**Exercise aim:** I'd like every record written out again, exactly as it is.

════════════════════

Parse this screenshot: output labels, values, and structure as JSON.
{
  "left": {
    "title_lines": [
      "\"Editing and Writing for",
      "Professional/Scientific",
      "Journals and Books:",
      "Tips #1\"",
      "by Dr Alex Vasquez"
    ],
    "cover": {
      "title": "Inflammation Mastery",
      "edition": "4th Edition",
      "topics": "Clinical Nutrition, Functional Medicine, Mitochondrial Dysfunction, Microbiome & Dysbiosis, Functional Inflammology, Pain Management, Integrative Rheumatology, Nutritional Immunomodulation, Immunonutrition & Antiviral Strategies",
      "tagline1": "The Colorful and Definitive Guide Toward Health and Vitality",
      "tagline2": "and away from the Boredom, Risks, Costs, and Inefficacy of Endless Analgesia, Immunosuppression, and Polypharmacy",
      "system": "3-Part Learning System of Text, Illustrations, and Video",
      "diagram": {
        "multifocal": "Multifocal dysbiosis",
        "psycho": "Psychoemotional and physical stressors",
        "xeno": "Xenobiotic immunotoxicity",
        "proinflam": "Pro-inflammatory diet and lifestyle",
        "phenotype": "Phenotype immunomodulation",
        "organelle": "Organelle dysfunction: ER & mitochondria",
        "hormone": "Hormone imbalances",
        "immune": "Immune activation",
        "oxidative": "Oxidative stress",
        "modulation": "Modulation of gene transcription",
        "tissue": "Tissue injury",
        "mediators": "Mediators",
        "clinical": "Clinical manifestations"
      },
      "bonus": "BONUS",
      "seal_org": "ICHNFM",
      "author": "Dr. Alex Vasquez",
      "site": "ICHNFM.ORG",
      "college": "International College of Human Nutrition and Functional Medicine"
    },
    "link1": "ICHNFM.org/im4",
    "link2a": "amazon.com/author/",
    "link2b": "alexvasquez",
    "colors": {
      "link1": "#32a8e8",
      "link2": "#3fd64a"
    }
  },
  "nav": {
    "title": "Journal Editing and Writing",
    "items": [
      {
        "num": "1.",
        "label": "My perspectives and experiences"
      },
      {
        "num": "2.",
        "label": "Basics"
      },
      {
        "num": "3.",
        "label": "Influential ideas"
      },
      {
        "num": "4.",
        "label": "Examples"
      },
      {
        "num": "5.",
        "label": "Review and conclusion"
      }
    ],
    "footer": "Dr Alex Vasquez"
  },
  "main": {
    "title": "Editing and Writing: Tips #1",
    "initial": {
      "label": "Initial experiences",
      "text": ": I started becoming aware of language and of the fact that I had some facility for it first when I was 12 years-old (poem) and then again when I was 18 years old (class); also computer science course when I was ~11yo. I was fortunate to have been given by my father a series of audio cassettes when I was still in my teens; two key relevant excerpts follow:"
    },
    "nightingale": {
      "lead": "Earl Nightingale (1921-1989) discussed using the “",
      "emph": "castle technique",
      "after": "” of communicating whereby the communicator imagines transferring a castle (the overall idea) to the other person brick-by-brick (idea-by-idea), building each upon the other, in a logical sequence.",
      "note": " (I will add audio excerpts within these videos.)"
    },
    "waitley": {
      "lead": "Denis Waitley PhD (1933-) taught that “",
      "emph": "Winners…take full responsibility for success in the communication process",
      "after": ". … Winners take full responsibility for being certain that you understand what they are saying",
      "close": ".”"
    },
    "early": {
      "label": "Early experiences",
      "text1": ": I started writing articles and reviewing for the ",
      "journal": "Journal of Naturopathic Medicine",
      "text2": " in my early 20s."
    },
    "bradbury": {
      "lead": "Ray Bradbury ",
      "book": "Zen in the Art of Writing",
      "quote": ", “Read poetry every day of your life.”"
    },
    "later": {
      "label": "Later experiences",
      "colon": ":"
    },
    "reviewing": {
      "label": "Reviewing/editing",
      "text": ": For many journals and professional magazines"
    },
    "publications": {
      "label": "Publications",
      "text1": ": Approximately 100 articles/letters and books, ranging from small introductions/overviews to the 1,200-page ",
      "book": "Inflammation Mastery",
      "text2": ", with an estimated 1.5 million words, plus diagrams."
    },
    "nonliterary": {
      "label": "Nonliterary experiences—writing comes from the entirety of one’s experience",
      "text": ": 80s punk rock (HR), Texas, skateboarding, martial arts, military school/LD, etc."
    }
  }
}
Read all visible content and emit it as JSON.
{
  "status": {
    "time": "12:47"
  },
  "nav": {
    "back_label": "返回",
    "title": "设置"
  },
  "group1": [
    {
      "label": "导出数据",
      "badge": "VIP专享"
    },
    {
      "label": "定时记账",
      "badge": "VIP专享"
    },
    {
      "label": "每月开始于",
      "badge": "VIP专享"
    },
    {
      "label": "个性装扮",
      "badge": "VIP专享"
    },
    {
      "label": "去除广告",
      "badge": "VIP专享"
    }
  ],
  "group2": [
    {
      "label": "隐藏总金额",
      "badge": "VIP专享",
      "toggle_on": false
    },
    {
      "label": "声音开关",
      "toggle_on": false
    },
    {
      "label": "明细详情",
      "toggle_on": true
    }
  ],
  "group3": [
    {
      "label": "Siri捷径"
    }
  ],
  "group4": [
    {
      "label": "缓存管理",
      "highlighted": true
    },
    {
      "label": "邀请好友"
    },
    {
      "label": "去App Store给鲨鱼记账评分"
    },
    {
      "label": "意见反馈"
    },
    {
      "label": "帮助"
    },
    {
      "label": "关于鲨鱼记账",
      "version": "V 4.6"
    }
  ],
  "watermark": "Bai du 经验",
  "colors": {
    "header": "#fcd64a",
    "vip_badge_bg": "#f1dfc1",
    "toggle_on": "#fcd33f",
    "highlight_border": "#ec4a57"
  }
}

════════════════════

**Your solution:**
Parse this screenshot: output labels, values, and structure as JSON.
{
  "left": {
    "title_lines": [
      "\"Editing and Writing for",
      "Professional/Scientific",
      "Journals and Books:",
      "Tips #1\"",
      "by Dr Alex Vasquez"
    ],
    "cover": {
      "title": "Inflammation Mastery",
      "edition": "4th Edition",
      "topics": "Clinical Nutrition, Functional Medicine, Mitochondrial Dysfunction, Microbiome & Dysbiosis, Functional Inflammology, Pain Management, Integrative Rheumatology, Nutritional Immunomodulation, Immunonutrition & Antiviral Strategies",
      "tagline1": "The Colorful and Definitive Guide Toward Health and Vitality",
      "tagline2": "and away from the Boredom, Risks, Costs, and Inefficacy of Endless Analgesia, Immunosuppression, and Polypharmacy",
      "system": "3-Part Learning System of Text, Illustrations, and Video",
      "diagram": {
        "multifocal": "Multifocal dysbiosis",
        "psycho": "Psychoemotional and physical stressors",
        "xeno": "Xenobiotic immunotoxicity",
        "proinflam": "Pro-inflammatory diet and lifestyle",
        "phenotype": "Phenotype immunomodulation",
        "organelle": "Organelle dysfunction: ER & mitochondria",
        "hormone": "Hormone imbalances",
        "immune": "Immune activation",
        "oxidative": "Oxidative stress",
        "modulation": "Modulation of gene transcription",
        "tissue": "Tissue injury",
        "mediators": "Mediators",
        "clinical": "Clinical manifestations"
      },
      "bonus": "BONUS",
      "seal_org": "ICHNFM",
      "author": "Dr. Alex Vasquez",
      "site": "ICHNFM.ORG",
      "college": "International College of Human Nutrition and Functional Medicine"
    },
    "link1": "ICHNFM.org/im4",
    "link2a": "amazon.com/author/",
    "link2b": "alexvasquez",
    "colors": {
      "link1": "#32a8e8",
      "link2": "#3fd64a"
    }
  },
  "nav": {
    "title": "Journal Editing and Writing",
    "items": [
      {
        "num": "1.",
        "label": "My perspectives and experiences"
      },
      {
        "num": "2.",
        "label": "Basics"
      },
      {
        "num": "3.",
        "label": "Influential ideas"
      },
      {
        "num": "4.",
        "label": "Examples"
      },
      {
        "num": "5.",
        "label": "Review and conclusion"
      }
    ],
    "footer": "Dr Alex Vasquez"
  },
  "main": {
    "title": "Editing and Writing: Tips #1",
    "initial": {
      "label": "Initial experiences",
      "text": ": I started becoming aware of language and of the fact that I had some facility for it first when I was 12 years-old (poem) and then again when I was 18 years old (class); also computer science course when I was ~11yo. I was fortunate to have been given by my father a series of audio cassettes when I was still in my teens; two key relevant excerpts follow:"
    },
    "nightingale": {
      "lead": "Earl Nightingale (1921-1989) discussed using the “",
      "emph": "castle technique",
      "after": "” of communicating whereby the communicator imagines transferring a castle (the overall idea) to the other person brick-by-brick (idea-by-idea), building each upon the other, in a logical sequence.",
      "note": " (I will add audio excerpts within these videos.)"
    },
    "waitley": {
      "lead": "Denis Waitley PhD (1933-) taught that “",
      "emph": "Winners…take full responsibility for success in the communication process",
      "after": ". … Winners take full responsibility for being certain that you understand what they are saying",
      "close": ".”"
    },
    "early": {
      "label": "Early experiences",
      "text1": ": I started writing articles and reviewing for the ",
      "journal": "Journal of Naturopathic Medicine",
      "text2": " in my early 20s."
    },
    "bradbury": {
      "lead": "Ray Bradbury ",
      "book": "Zen in the Art of Writing",
      "quote": ", “Read poetry every day of your life.”"
    },
    "later": {
      "label": "Later experiences",
      "colon": ":"
    },
    "reviewing": {
      "label": "Reviewing/editing",
      "text": ": For many journals and professional magazines"
    },
    "publications": {
      "label": "Publications",
      "text1": ": Approximately 100 articles/letters and books, ranging from small introductions/overviews to the 1,200-page ",
      "book": "Inflammation Mastery",
      "text2": ", with an estimated 1.5 million words, plus diagrams."
    },
    "nonliterary": {
      "label": "Nonliterary experiences—writing comes from the entirety of one’s experience",
      "text": ": 80s punk rock (HR), Texas, skateboarding, martial arts, military school/LD, etc."
    }
  }
}
Read all visible content and emit it as JSON.
{
  "status": {
    "time": "12:47"
  },
  "nav": {
    "back_label": "返回",
    "title": "设置"
  },
  "group1": [
    {
      "label": "导出数据",
      "badge": "VIP专享"
    },
    {
      "label": "定时记账",
      "badge": "VIP专享"
    },
    {
      "label": "每月开始于",
      "badge": "VIP专享"
    },
    {
      "label": "个性装扮",
      "badge": "VIP专享"
    },
    {
      "label": "去除广告",
      "badge": "VIP专享"
    }
  ],
  "group2": [
    {
      "label": "隐藏总金额",
      "badge": "VIP专享",
      "toggle_on": false
    },
    {
      "label": "声音开关",
      "toggle_on": false
    },
    {
      "label": "明细详情",
      "toggle_on": true
    }
  ],
  "group3": [
    {
      "label": "Siri捷径"
    }
  ],
  "group4": [
    {
      "label": "缓存管理",
      "highlighted": true
    },
    {
      "label": "邀请好友"
    },
    {
      "label": "去App Store给鲨鱼记账评分"
    },
    {
      "label": "意见反馈"
    },
    {
      "label": "帮助"
    },
    {
      "label": "关于鲨鱼记账",
      "version": "V 4.6"
    }
  ],
  "watermark": "Bai du 经验",
  "colors": {
    "header": "#fcd64a",
    "vip_badge_bg": "#f1dfc1",
    "toggle_on": "#fcd33f",
    "highlight_border": "#ec4a57"
  }
}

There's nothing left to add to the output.